Richard Ying et Tangui MorlierFrench parliamentarians have adopted an amendment to a penal reform bill that would punish companies like Apple that refuse to provide decrypted versions of messages their products have encrypted.
The Guardian reports: "The controversial amendment, drafted by the rightwing opposition, stipulates that a private company which refuses to hand over encrypted data to an investigating authority would face up to five years in jail and a €350,000 (£270,000) fine."
This is only the bill's first reading, and the final fate of the amendment is uncertain.
Earlier this year, the French government rejected crypto backdoors as "the wrong solution." "Given the government’s reluctance to take on the big phone companies in this way, it remains to be seen whether the thrust of the amendment can survive the lengthy parliamentary process that remains before the bill becomes law," The Guardian writes.
Amendment 90 (original in French) is just one of several proposals that sought to impose stiff penalties on companies that refused to cooperate with the authorities.
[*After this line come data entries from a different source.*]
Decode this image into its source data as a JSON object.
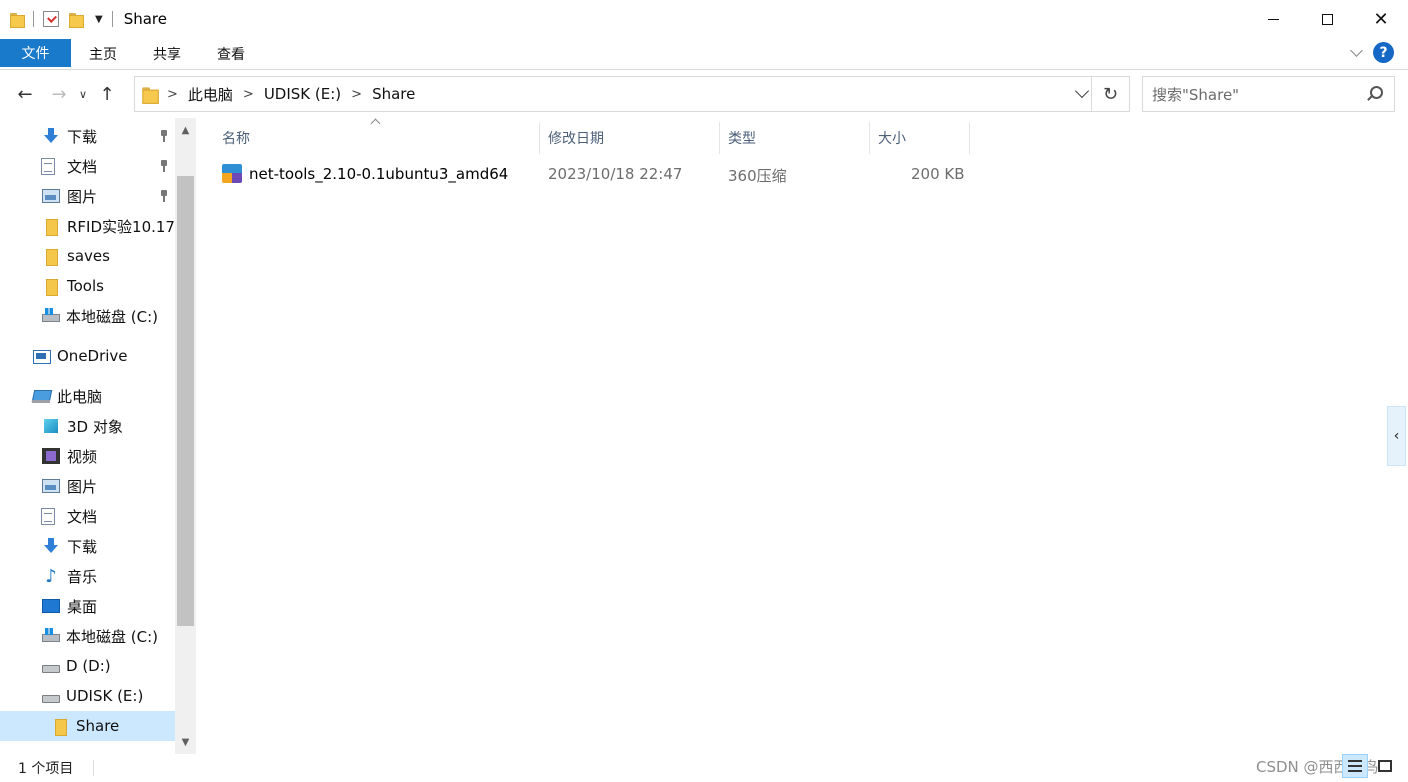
{
  "window": {
    "title": "Share"
  },
  "ribbon": {
    "tabs": [
      {
        "label": "文件"
      },
      {
        "label": "主页"
      },
      {
        "label": "共享"
      },
      {
        "label": "查看"
      }
    ]
  },
  "address": {
    "crumbs": [
      "此电脑",
      "UDISK (E:)",
      "Share"
    ]
  },
  "search": {
    "placeholder": "搜索\"Share\""
  },
  "sidebar": {
    "items": [
      {
        "label": "下载",
        "icon": "download-icon",
        "pinned": true
      },
      {
        "label": "文档",
        "icon": "document-icon",
        "pinned": true
      },
      {
        "label": "图片",
        "icon": "picture-icon",
        "pinned": true
      },
      {
        "label": "RFID实验10.17",
        "icon": "folder-icon"
      },
      {
        "label": "saves",
        "icon": "folder-icon"
      },
      {
        "label": "Tools",
        "icon": "folder-icon"
      },
      {
        "label": "本地磁盘 (C:)",
        "icon": "system-drive-icon"
      },
      {
        "label": "OneDrive",
        "icon": "onedrive-icon"
      },
      {
        "label": "此电脑",
        "icon": "this-pc-icon"
      },
      {
        "label": "3D 对象",
        "icon": "3d-objects-icon"
      },
      {
        "label": "视频",
        "icon": "video-icon"
      },
      {
        "label": "图片",
        "icon": "picture-icon"
      },
      {
        "label": "文档",
        "icon": "document-icon"
      },
      {
        "label": "下载",
        "icon": "download-icon"
      },
      {
        "label": "音乐",
        "icon": "music-icon"
      },
      {
        "label": "桌面",
        "icon": "desktop-icon"
      },
      {
        "label": "本地磁盘 (C:)",
        "icon": "system-drive-icon"
      },
      {
        "label": "D (D:)",
        "icon": "drive-icon"
      },
      {
        "label": "UDISK (E:)",
        "icon": "drive-icon"
      },
      {
        "label": "Share",
        "icon": "folder-icon",
        "selected": true
      }
    ]
  },
  "columns": {
    "name": "名称",
    "modified": "修改日期",
    "type": "类型",
    "size": "大小"
  },
  "files": [
    {
      "name": "net-tools_2.10-0.1ubuntu3_amd64",
      "modified": "2023/10/18 22:47",
      "type": "360压缩",
      "size": "200 KB"
    }
  ],
  "status": {
    "count": "1 个项目"
  },
  "watermark": "CSDN @西西菜鸟",
  "colors": {
    "accent": "#1979ca",
    "selection": "#cce8ff",
    "column_header_text": "#4c607a"
  }
}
As the French site Numerama notes, even harsher proposals were rejected.
For example, Amendments 532 and 533 suggested imposing a fine of €1,000,000 (£770,000) on companies that refused to decrypt messages.
Amendment 221 proposed a fine of €2,000,000 (£1,550,000) and wanted "all relevant" information to be handed over, not just the decrypted messages.
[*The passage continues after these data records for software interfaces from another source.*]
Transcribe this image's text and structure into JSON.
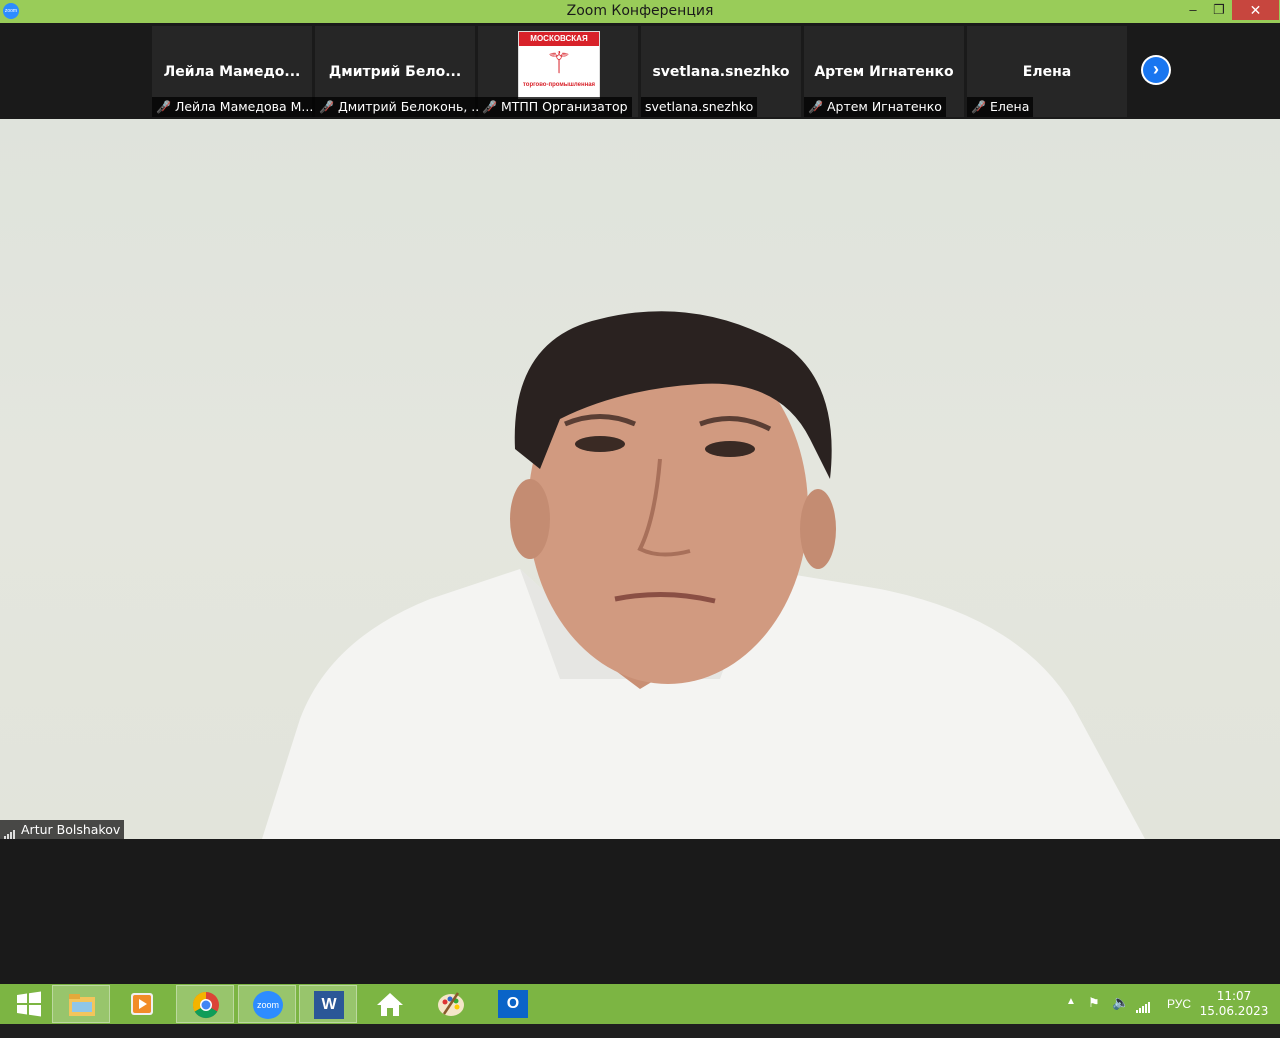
{
  "window": {
    "title": "Zoom Конференция",
    "app_icon_text": "zoom",
    "controls": {
      "minimize": "–",
      "restore": "❐",
      "close": "✕"
    }
  },
  "participants": [
    {
      "tile_name": "Лейла  Мамедо...",
      "label": "Лейла Мамедова М...",
      "muted": true
    },
    {
      "tile_name": "Дмитрий  Бело...",
      "label": "Дмитрий Белоконь, ...",
      "muted": true
    },
    {
      "tile_name": "",
      "label": "МТПП Организатор",
      "muted": true,
      "logo": {
        "top_text": "МОСКОВСКАЯ",
        "bottom_text": "торгово-промышленная"
      }
    },
    {
      "tile_name": "svetlana.snezhko",
      "label": "svetlana.snezhko",
      "muted": false
    },
    {
      "tile_name": "Артем Игнатенко",
      "label": "Артем Игнатенко",
      "muted": true
    },
    {
      "tile_name": "Елена",
      "label": "Елена",
      "muted": true
    }
  ],
  "strip": {
    "next_icon": "chevron-right-icon"
  },
  "speaker": {
    "name": "Artur Bolshakov"
  },
  "taskbar": {
    "items": [
      {
        "name": "windows-start",
        "icon": "windows-logo-icon"
      },
      {
        "name": "file-explorer",
        "icon": "folder-icon"
      },
      {
        "name": "media-player",
        "icon": "media-player-icon"
      },
      {
        "name": "chrome",
        "icon": "chrome-icon"
      },
      {
        "name": "zoom",
        "icon": "zoom-icon",
        "text": "zoom"
      },
      {
        "name": "word",
        "icon": "word-icon",
        "text": "W"
      },
      {
        "name": "home",
        "icon": "home-icon"
      },
      {
        "name": "paint",
        "icon": "palette-icon"
      },
      {
        "name": "outlook",
        "icon": "outlook-icon",
        "text": "O"
      }
    ],
    "tray": {
      "language": "РУС",
      "time": "11:07",
      "date": "15.06.2023"
    }
  },
  "colors": {
    "titlebar": "#99cc59",
    "taskbar": "#7cb543",
    "close_button": "#c7463e",
    "zoom_blue": "#2d8cff",
    "muted_mic": "#e2453c"
  }
}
Finally, Amendment 51 suggested that if a company refused to help the authorities decrypt messages, its executives would be considered as "accomplices to terrorism."
While politicians in France fall over themselves to paint Apple and others as terrorist sympathizers for defending encryption, support for the US company has come from the UN's high commissioner for human rights Zeid Ra’ad Al Hussein. On Friday, he issued a statement urging the US authorities "to proceed with great caution in the ongoing legal process involving the Apple computer company and the Federal Bureau of Investigation (FBI), given its potentially negative ramifications for the human rights of people all over the world."
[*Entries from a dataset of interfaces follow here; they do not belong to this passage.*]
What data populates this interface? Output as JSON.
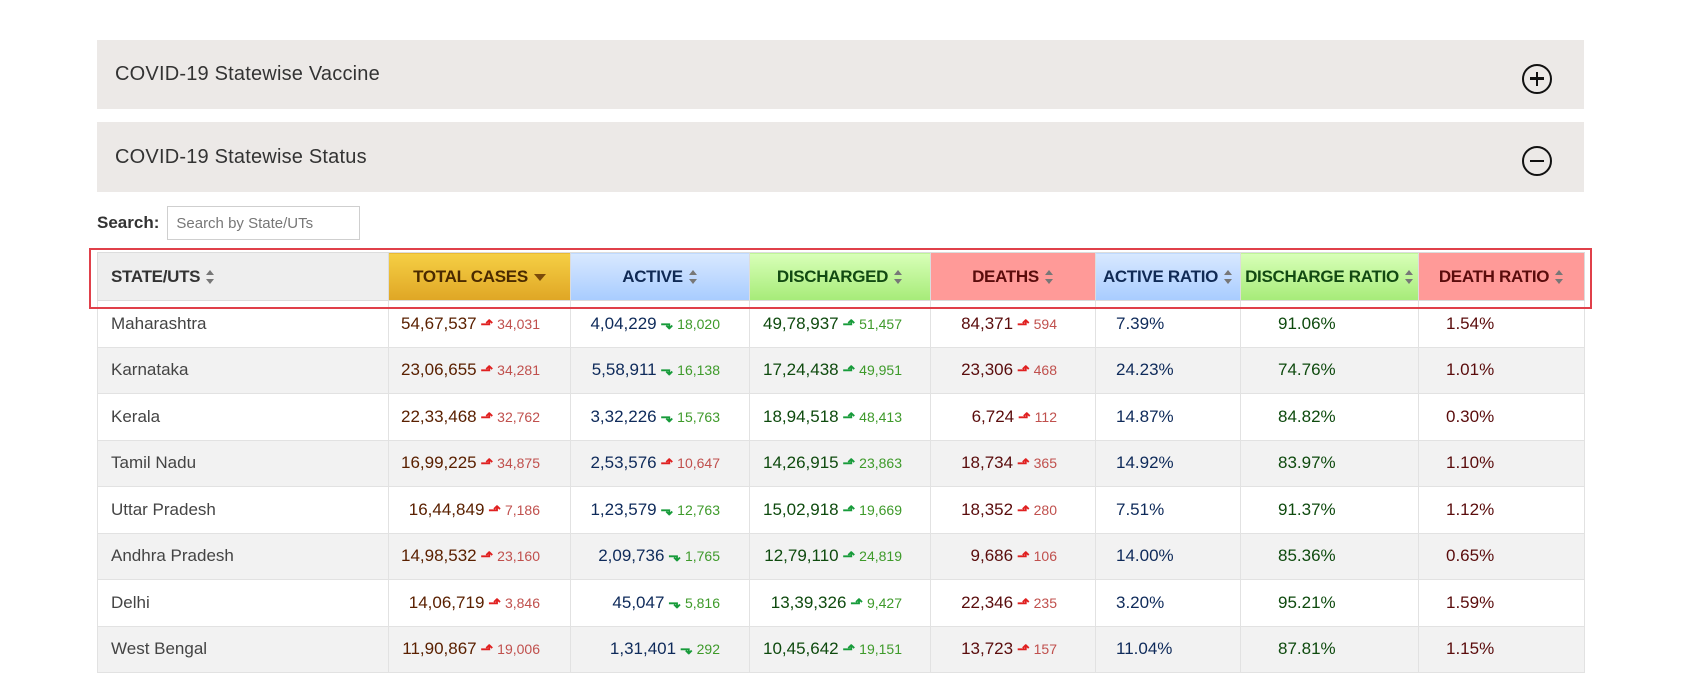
{
  "accordions": [
    {
      "title": "COVID-19 Statewise Vaccine",
      "icon": "plus-circle-icon"
    },
    {
      "title": "COVID-19 Statewise Status",
      "icon": "minus-circle-icon"
    }
  ],
  "search": {
    "label": "Search:",
    "placeholder": "Search by State/UTs",
    "value": ""
  },
  "table": {
    "headers": {
      "state": "STATE/UTS",
      "total": "TOTAL CASES",
      "active": "ACTIVE",
      "discharged": "DISCHARGED",
      "deaths": "DEATHS",
      "active_ratio": "ACTIVE RATIO",
      "discharge_ratio": "DISCHARGE RATIO",
      "death_ratio": "DEATH RATIO"
    },
    "rows": [
      {
        "state": "Maharashtra",
        "total": "54,67,537",
        "total_delta": "34,031",
        "active": "4,04,229",
        "active_delta": "18,020",
        "active_dir": "down",
        "discharged": "49,78,937",
        "discharged_delta": "51,457",
        "deaths": "84,371",
        "deaths_delta": "594",
        "active_ratio": "7.39%",
        "discharge_ratio": "91.06%",
        "death_ratio": "1.54%"
      },
      {
        "state": "Karnataka",
        "total": "23,06,655",
        "total_delta": "34,281",
        "active": "5,58,911",
        "active_delta": "16,138",
        "active_dir": "down",
        "discharged": "17,24,438",
        "discharged_delta": "49,951",
        "deaths": "23,306",
        "deaths_delta": "468",
        "active_ratio": "24.23%",
        "discharge_ratio": "74.76%",
        "death_ratio": "1.01%"
      },
      {
        "state": "Kerala",
        "total": "22,33,468",
        "total_delta": "32,762",
        "active": "3,32,226",
        "active_delta": "15,763",
        "active_dir": "down",
        "discharged": "18,94,518",
        "discharged_delta": "48,413",
        "deaths": "6,724",
        "deaths_delta": "112",
        "active_ratio": "14.87%",
        "discharge_ratio": "84.82%",
        "death_ratio": "0.30%"
      },
      {
        "state": "Tamil Nadu",
        "total": "16,99,225",
        "total_delta": "34,875",
        "active": "2,53,576",
        "active_delta": "10,647",
        "active_dir": "up",
        "discharged": "14,26,915",
        "discharged_delta": "23,863",
        "deaths": "18,734",
        "deaths_delta": "365",
        "active_ratio": "14.92%",
        "discharge_ratio": "83.97%",
        "death_ratio": "1.10%"
      },
      {
        "state": "Uttar Pradesh",
        "total": "16,44,849",
        "total_delta": "7,186",
        "active": "1,23,579",
        "active_delta": "12,763",
        "active_dir": "down",
        "discharged": "15,02,918",
        "discharged_delta": "19,669",
        "deaths": "18,352",
        "deaths_delta": "280",
        "active_ratio": "7.51%",
        "discharge_ratio": "91.37%",
        "death_ratio": "1.12%"
      },
      {
        "state": "Andhra Pradesh",
        "total": "14,98,532",
        "total_delta": "23,160",
        "active": "2,09,736",
        "active_delta": "1,765",
        "active_dir": "down",
        "discharged": "12,79,110",
        "discharged_delta": "24,819",
        "deaths": "9,686",
        "deaths_delta": "106",
        "active_ratio": "14.00%",
        "discharge_ratio": "85.36%",
        "death_ratio": "0.65%"
      },
      {
        "state": "Delhi",
        "total": "14,06,719",
        "total_delta": "3,846",
        "active": "45,047",
        "active_delta": "5,816",
        "active_dir": "down",
        "discharged": "13,39,326",
        "discharged_delta": "9,427",
        "deaths": "22,346",
        "deaths_delta": "235",
        "active_ratio": "3.20%",
        "discharge_ratio": "95.21%",
        "death_ratio": "1.59%"
      },
      {
        "state": "West Bengal",
        "total": "11,90,867",
        "total_delta": "19,006",
        "active": "1,31,401",
        "active_delta": "292",
        "active_dir": "down",
        "discharged": "10,45,642",
        "discharged_delta": "19,151",
        "deaths": "13,723",
        "deaths_delta": "157",
        "active_ratio": "11.04%",
        "discharge_ratio": "87.81%",
        "death_ratio": "1.15%"
      }
    ]
  },
  "colors": {
    "highlight": "#e0404a",
    "up_red": "#e02020",
    "down_green": "#179b3a"
  }
}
Al Hussein said he was concerned the case risked "unlocking a Pandora’s Box that could have extremely damaging implications for the human rights of many millions of people, including their physical and financial security." He went on: "It is neither fanciful nor an exaggeration to say that, without encryption tools, lives may be endangered."
This post originated on Ars Technica UK